Items from an interface collection
BEGIN

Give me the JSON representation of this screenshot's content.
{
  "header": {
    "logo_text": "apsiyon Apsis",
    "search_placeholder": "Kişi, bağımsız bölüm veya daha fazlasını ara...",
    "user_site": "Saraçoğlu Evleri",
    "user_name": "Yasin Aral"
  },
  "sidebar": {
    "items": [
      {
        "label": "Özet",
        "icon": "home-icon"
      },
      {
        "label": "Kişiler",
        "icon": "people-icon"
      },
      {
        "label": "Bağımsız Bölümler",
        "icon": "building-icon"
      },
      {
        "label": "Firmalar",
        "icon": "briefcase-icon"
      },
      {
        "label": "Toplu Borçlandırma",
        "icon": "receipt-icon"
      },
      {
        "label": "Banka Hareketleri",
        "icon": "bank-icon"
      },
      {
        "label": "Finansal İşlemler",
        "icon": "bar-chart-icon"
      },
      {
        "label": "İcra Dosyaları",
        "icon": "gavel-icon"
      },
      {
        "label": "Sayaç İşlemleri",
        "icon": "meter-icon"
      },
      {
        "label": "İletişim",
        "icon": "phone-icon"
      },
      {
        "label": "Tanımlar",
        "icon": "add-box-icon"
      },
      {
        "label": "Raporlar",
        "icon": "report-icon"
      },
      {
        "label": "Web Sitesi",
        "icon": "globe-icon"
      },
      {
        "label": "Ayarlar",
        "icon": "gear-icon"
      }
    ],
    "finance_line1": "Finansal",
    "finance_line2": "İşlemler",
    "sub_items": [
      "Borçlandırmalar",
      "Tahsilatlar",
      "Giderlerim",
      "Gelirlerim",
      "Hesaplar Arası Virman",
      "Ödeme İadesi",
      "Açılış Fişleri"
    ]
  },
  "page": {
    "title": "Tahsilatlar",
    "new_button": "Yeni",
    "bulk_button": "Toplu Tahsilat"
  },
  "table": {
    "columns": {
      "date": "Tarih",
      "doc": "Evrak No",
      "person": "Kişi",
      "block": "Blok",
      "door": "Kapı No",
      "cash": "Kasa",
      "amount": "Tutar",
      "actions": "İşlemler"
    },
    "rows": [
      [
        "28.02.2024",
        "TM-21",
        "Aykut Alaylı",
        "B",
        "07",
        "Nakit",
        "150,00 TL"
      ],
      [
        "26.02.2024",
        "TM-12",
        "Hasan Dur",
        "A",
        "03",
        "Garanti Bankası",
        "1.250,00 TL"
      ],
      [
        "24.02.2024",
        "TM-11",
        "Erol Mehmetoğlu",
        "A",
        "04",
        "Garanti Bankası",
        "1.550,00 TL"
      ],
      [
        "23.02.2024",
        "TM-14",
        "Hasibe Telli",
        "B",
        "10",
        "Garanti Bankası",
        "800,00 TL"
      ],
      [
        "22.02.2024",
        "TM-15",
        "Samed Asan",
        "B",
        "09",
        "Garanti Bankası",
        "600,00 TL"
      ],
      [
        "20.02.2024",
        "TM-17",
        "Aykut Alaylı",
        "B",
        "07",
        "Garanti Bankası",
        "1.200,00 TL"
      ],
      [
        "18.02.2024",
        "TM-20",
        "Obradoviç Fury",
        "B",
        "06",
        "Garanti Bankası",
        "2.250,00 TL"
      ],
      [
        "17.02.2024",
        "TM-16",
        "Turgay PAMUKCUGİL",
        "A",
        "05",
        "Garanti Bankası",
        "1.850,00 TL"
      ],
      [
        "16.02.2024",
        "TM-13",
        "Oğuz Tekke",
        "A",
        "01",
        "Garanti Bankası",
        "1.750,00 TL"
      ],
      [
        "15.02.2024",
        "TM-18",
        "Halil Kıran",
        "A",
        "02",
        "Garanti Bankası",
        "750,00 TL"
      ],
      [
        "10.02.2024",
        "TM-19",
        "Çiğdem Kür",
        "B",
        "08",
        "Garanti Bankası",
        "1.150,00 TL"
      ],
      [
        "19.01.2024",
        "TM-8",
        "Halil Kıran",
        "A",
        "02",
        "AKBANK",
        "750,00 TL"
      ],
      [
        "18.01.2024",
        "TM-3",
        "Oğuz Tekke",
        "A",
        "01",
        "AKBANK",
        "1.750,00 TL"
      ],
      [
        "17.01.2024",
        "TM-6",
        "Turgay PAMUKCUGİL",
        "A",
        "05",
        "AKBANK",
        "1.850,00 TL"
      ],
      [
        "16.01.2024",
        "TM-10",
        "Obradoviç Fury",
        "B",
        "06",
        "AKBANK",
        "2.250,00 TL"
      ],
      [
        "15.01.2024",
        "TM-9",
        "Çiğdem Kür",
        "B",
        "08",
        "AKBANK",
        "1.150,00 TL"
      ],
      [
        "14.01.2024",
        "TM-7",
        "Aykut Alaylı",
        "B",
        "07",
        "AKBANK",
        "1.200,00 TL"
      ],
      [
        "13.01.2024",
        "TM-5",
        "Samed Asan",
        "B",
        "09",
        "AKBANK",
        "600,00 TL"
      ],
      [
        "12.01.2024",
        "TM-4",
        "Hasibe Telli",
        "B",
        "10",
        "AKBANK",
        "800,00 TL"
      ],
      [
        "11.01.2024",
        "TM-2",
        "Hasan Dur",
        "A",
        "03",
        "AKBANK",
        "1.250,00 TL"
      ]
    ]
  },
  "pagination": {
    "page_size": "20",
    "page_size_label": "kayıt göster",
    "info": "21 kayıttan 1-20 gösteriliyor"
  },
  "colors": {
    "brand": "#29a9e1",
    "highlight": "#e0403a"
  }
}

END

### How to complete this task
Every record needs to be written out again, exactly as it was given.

### Written answer
Give me the JSON representation of this screenshot's content.
{
  "header": {
    "logo_text": "apsiyon Apsis",
    "search_placeholder": "Kişi, bağımsız bölüm veya daha fazlasını ara...",
    "user_site": "Saraçoğlu Evleri",
    "user_name": "Yasin Aral"
  },
  "sidebar": {
    "items": [
      {
        "label": "Özet",
        "icon": "home-icon"
      },
      {
        "label": "Kişiler",
        "icon": "people-icon"
      },
      {
        "label": "Bağımsız Bölümler",
        "icon": "building-icon"
      },
      {
        "label": "Firmalar",
        "icon": "briefcase-icon"
      },
      {
        "label": "Toplu Borçlandırma",
        "icon": "receipt-icon"
      },
      {
        "label": "Banka Hareketleri",
        "icon": "bank-icon"
      },
      {
        "label": "Finansal İşlemler",
        "icon": "bar-chart-icon"
      },
      {
        "label": "İcra Dosyaları",
        "icon": "gavel-icon"
      },
      {
        "label": "Sayaç İşlemleri",
        "icon": "meter-icon"
      },
      {
        "label": "İletişim",
        "icon": "phone-icon"
      },
      {
        "label": "Tanımlar",
        "icon": "add-box-icon"
      },
      {
        "label": "Raporlar",
        "icon": "report-icon"
      },
      {
        "label": "Web Sitesi",
        "icon": "globe-icon"
      },
      {
        "label": "Ayarlar",
        "icon": "gear-icon"
      }
    ],
    "finance_line1": "Finansal",
    "finance_line2": "İşlemler",
    "sub_items": [
      "Borçlandırmalar",
      "Tahsilatlar",
      "Giderlerim",
      "Gelirlerim",
      "Hesaplar Arası Virman",
      "Ödeme İadesi",
      "Açılış Fişleri"
    ]
  },
  "page": {
    "title": "Tahsilatlar",
    "new_button": "Yeni",
    "bulk_button": "Toplu Tahsilat"
  },
  "table": {
    "columns": {
      "date": "Tarih",
      "doc": "Evrak No",
      "person": "Kişi",
      "block": "Blok",
      "door": "Kapı No",
      "cash": "Kasa",
      "amount": "Tutar",
      "actions": "İşlemler"
    },
    "rows": [
      [
        "28.02.2024",
        "TM-21",
        "Aykut Alaylı",
        "B",
        "07",
        "Nakit",
        "150,00 TL"
      ],
      [
        "26.02.2024",
        "TM-12",
        "Hasan Dur",
        "A",
        "03",
        "Garanti Bankası",
        "1.250,00 TL"
      ],
      [
        "24.02.2024",
        "TM-11",
        "Erol Mehmetoğlu",
        "A",
        "04",
        "Garanti Bankası",
        "1.550,00 TL"
      ],
      [
        "23.02.2024",
        "TM-14",
        "Hasibe Telli",
        "B",
        "10",
        "Garanti Bankası",
        "800,00 TL"
      ],
      [
        "22.02.2024",
        "TM-15",
        "Samed Asan",
        "B",
        "09",
        "Garanti Bankası",
        "600,00 TL"
      ],
      [
        "20.02.2024",
        "TM-17",
        "Aykut Alaylı",
        "B",
        "07",
        "Garanti Bankası",
        "1.200,00 TL"
      ],
      [
        "18.02.2024",
        "TM-20",
        "Obradoviç Fury",
        "B",
        "06",
        "Garanti Bankası",
        "2.250,00 TL"
      ],
      [
        "17.02.2024",
        "TM-16",
        "Turgay PAMUKCUGİL",
        "A",
        "05",
        "Garanti Bankası",
        "1.850,00 TL"
      ],
      [
        "16.02.2024",
        "TM-13",
        "Oğuz Tekke",
        "A",
        "01",
        "Garanti Bankası",
        "1.750,00 TL"
      ],
      [
        "15.02.2024",
        "TM-18",
        "Halil Kıran",
        "A",
        "02",
        "Garanti Bankası",
        "750,00 TL"
      ],
      [
        "10.02.2024",
        "TM-19",
        "Çiğdem Kür",
        "B",
        "08",
        "Garanti Bankası",
        "1.150,00 TL"
      ],
      [
        "19.01.2024",
        "TM-8",
        "Halil Kıran",
        "A",
        "02",
        "AKBANK",
        "750,00 TL"
      ],
      [
        "18.01.2024",
        "TM-3",
        "Oğuz Tekke",
        "A",
        "01",
        "AKBANK",
        "1.750,00 TL"
      ],
      [
        "17.01.2024",
        "TM-6",
        "Turgay PAMUKCUGİL",
        "A",
        "05",
        "AKBANK",
        "1.850,00 TL"
      ],
      [
        "16.01.2024",
        "TM-10",
        "Obradoviç Fury",
        "B",
        "06",
        "AKBANK",
        "2.250,00 TL"
      ],
      [
        "15.01.2024",
        "TM-9",
        "Çiğdem Kür",
        "B",
        "08",
        "AKBANK",
        "1.150,00 TL"
      ],
      [
        "14.01.2024",
        "TM-7",
        "Aykut Alaylı",
        "B",
        "07",
        "AKBANK",
        "1.200,00 TL"
      ],
      [
        "13.01.2024",
        "TM-5",
        "Samed Asan",
        "B",
        "09",
        "AKBANK",
        "600,00 TL"
      ],
      [
        "12.01.2024",
        "TM-4",
        "Hasibe Telli",
        "B",
        "10",
        "AKBANK",
        "800,00 TL"
      ],
      [
        "11.01.2024",
        "TM-2",
        "Hasan Dur",
        "A",
        "03",
        "AKBANK",
        "1.250,00 TL"
      ]
    ]
  },
  "pagination": {
    "page_size": "20",
    "page_size_label": "kayıt göster",
    "info": "21 kayıttan 1-20 gösteriliyor"
  },
  "colors": {
    "brand": "#29a9e1",
    "highlight": "#e0403a"
  }
}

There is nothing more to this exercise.